Three high-fashion Italian timepieces are being introduced into the U.S. market by DOMUSHora Inc., Miami. Two of them—Officina Del Tempo and Buti—are already offered to top U.S. jewelers and fine department stores. The third—Momo Design—will debut at The JCK Show ~ Las Vegas in June.

Four-year-old DOMUSHora of Italy opened its U.S. site in 2002. The Milan firm is led by three Italians in their 30s from the fashion and watch industries. Davide Murdocca, president, is an international watch dealer who has collected watches since he was 10. Umberto Cipolla, vice president, operates eight clothing stores in Milan. Murdocca and Cipolla co-own DOMUSHora. Florentino Fernandez, a watch retailer in Italy, is the manager, overseeing sales training, customer service, and brand development with retailers.

American Michael Pucci, who has 20 years’ experience with watch brands in the U.S. market, is the U.S. sales manager and director of marketing. The company’s intent here, Pucci told JCK, is to offer “brands with distinctive Italian design, which fill holes in the low end of high-end watches and meet the criteria of design, quality, and value.”

  • Officina Del Tempo ($335 to $5,800) is DOMUSHora’s own brand, sold in 44 countries. It debuted in Italy in 2000 and in 2003 in the U.S. market, where it’s offered by a number of top jewelry stores. The company is aiming for 500 to 700 U.S. doors.

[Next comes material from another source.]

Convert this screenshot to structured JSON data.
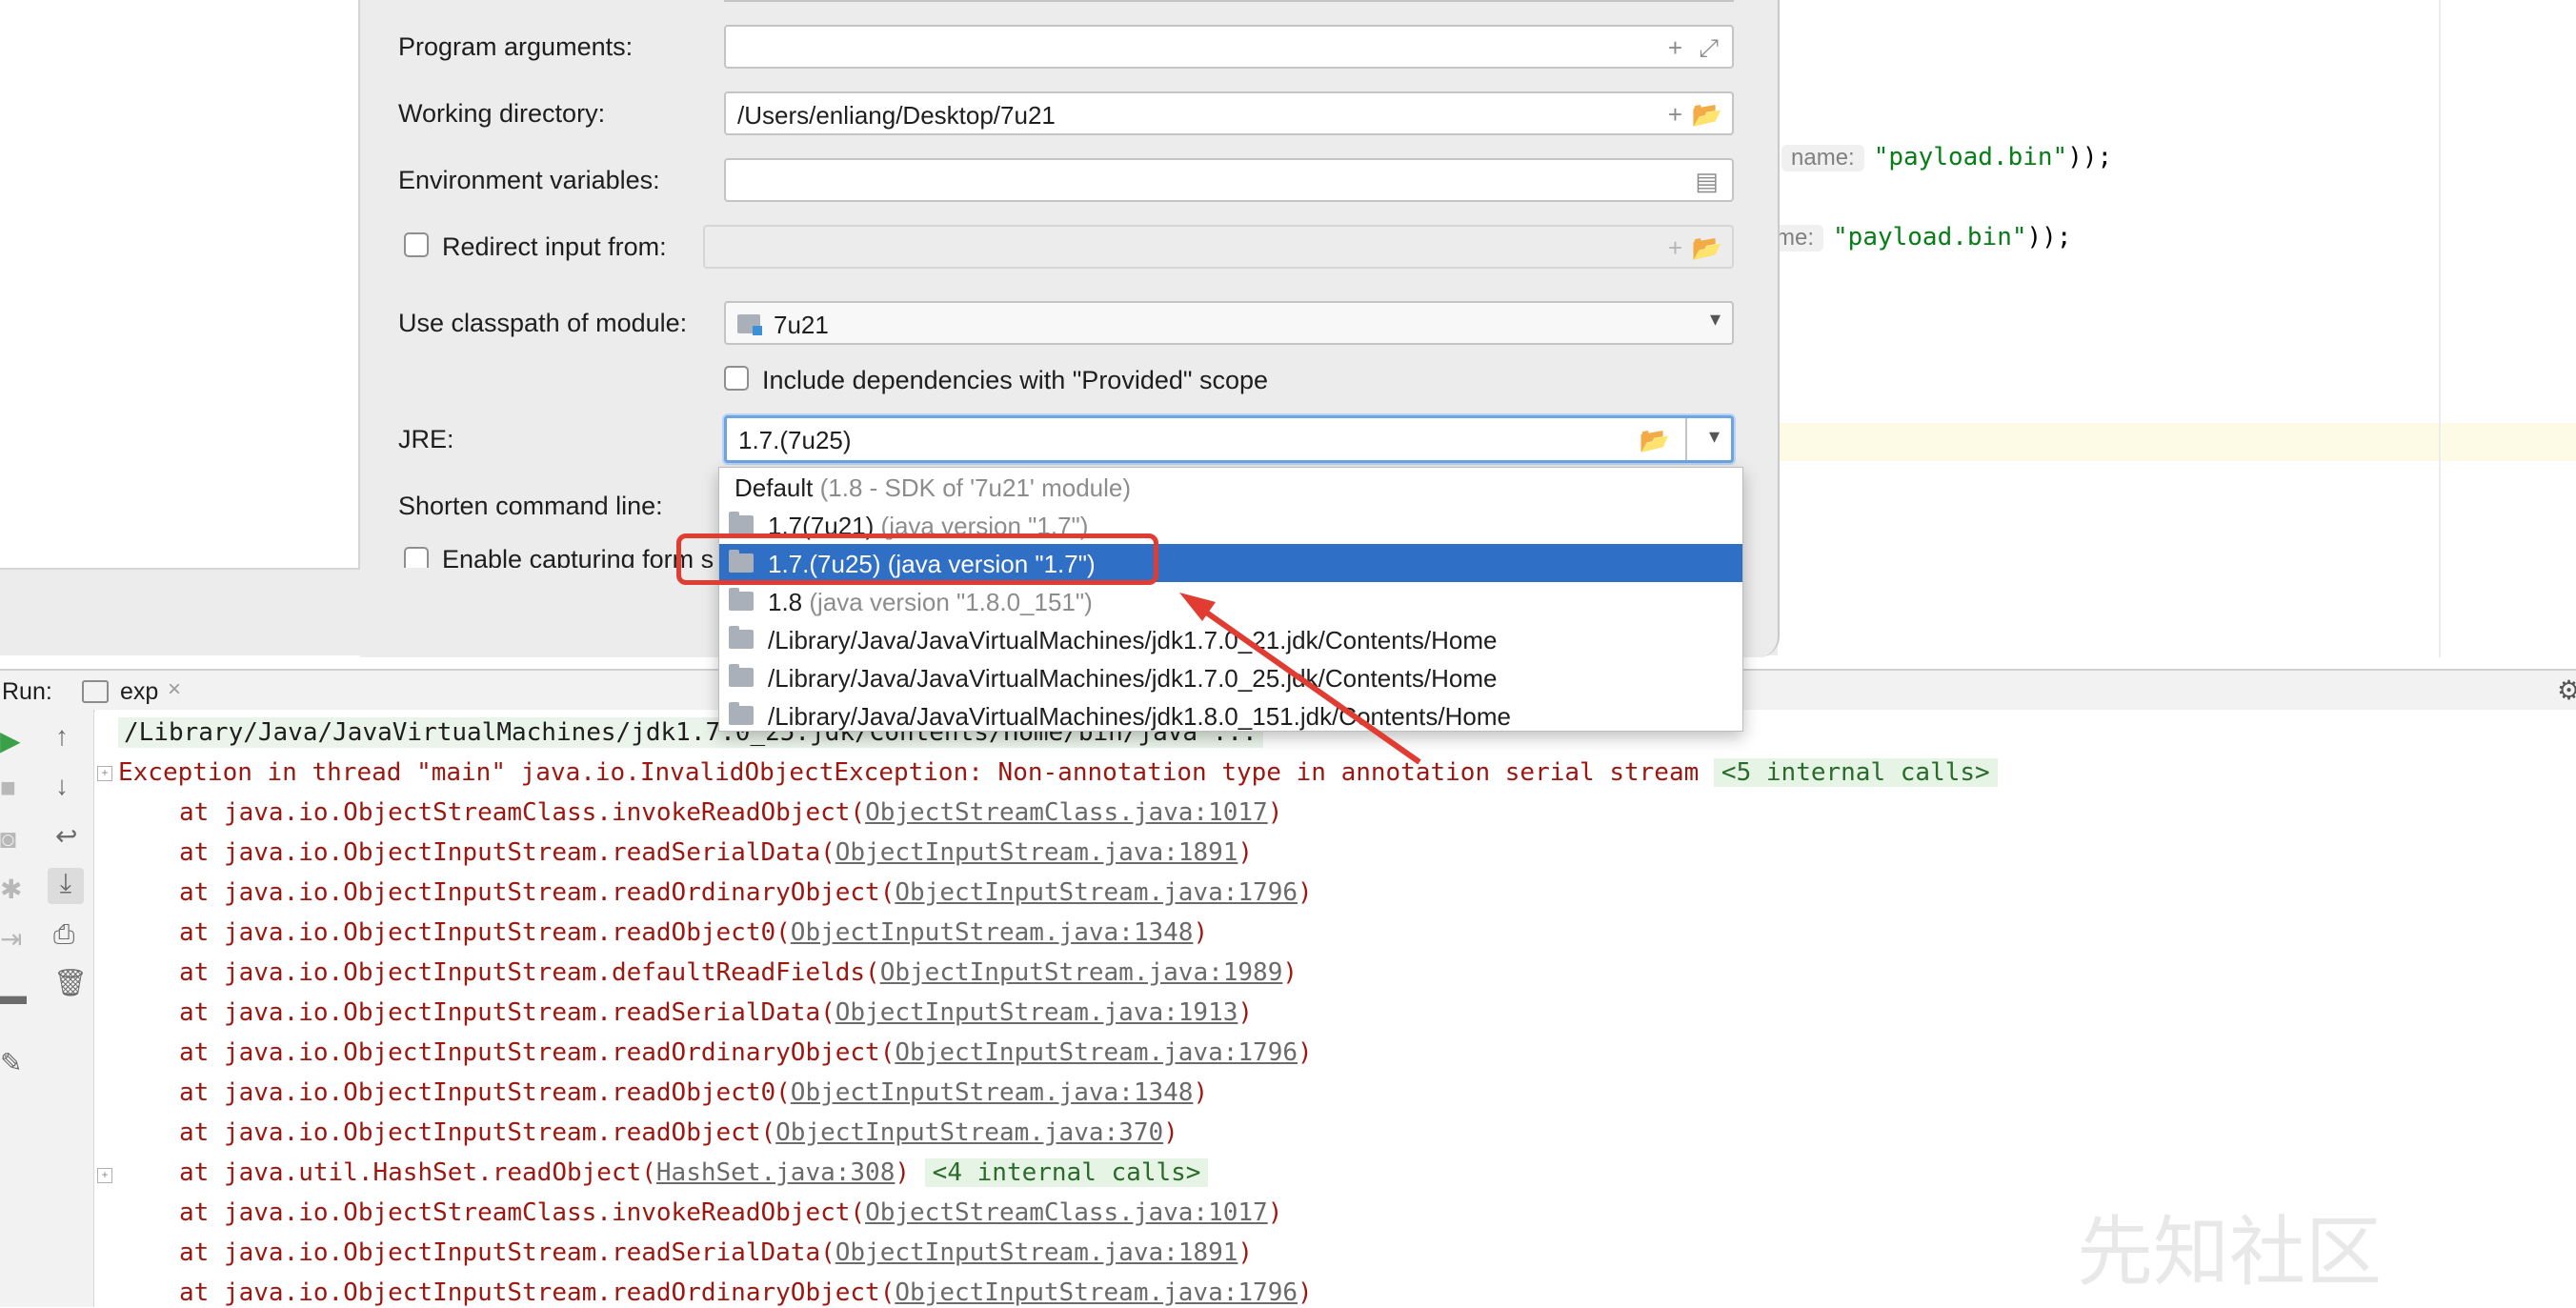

Murdocca’s goal is to make it “the number-one high-end fashion [watch] brand in the most prestigious [U.S. jewelry] stores.
    “Its trendy, cutting-edge designs and use of color were developed by DOMUSHora in consultation with a consortium of Italian fashion designers who want to reassert “Italy’s heritage of watchmaking and its design expertise in watches and jewelry,” says Pucci. “We meet regularly with them to discuss new styles, trends, and color,” adds Cipolla.
    The Italian-made watches (20,000 annually) mainly use Miyota movements, though some models and limited editions have Swiss ones. Most are made of surgical-grade stainless steel, with vivid-color straps (gel, leather, stingray) by Morellato, a leading watchband manufacturer.
    Though created for men, its smaller models appeal to women, too. So, Officina Del Tempo targets both sexes, with several lines, styles, and sizes, with and without diamonds. Collections include Marrakech 2 (chronograph, automatic, or quartz movements); Agadir (quartz); Tonneau (women’s quartz models); and Tangeri, launching in the U.S. market later this year.

  • Buti ($6,000 to $36,000) is a limited-edition line (150 to 200 of each model) created by Italian designer Tommaso Buti. It debuted in Italy in 2002 and has been selectively distributed to high-end U.S. jewelers since mid-2004. DOMUSHora aims to have it in 50 to 75 stores by 2007.
    Some 4,000 are made annually in a former Officine Panerai plant near Florence, Italy, including its signature Black Gold watch ($36,000). All have diamond markers, and many use titanium with gold to keep down price. About 10 percent are women’s automatic models. All use Valjoux movements, which DOMUSHora modifies. It expects to have its own movement in two years.

  • Momo Design ($350 to $3,000) is the watch line of the internationally renowned Milan design center, also known for its eyewear, sportswear, helmets, steering wheels, and car-design work.
    The watches will be targeted here at many of the 500 to 700 U.S. stores carrying Officina Del Tempo. “There’s nothing like [Momo Design] in the entry level of high-end watches that’s distributed exclusively and not mass-produced,” says Pucci. About 5,000 of the stylish, high-tech racing watches are produced annually in Milan.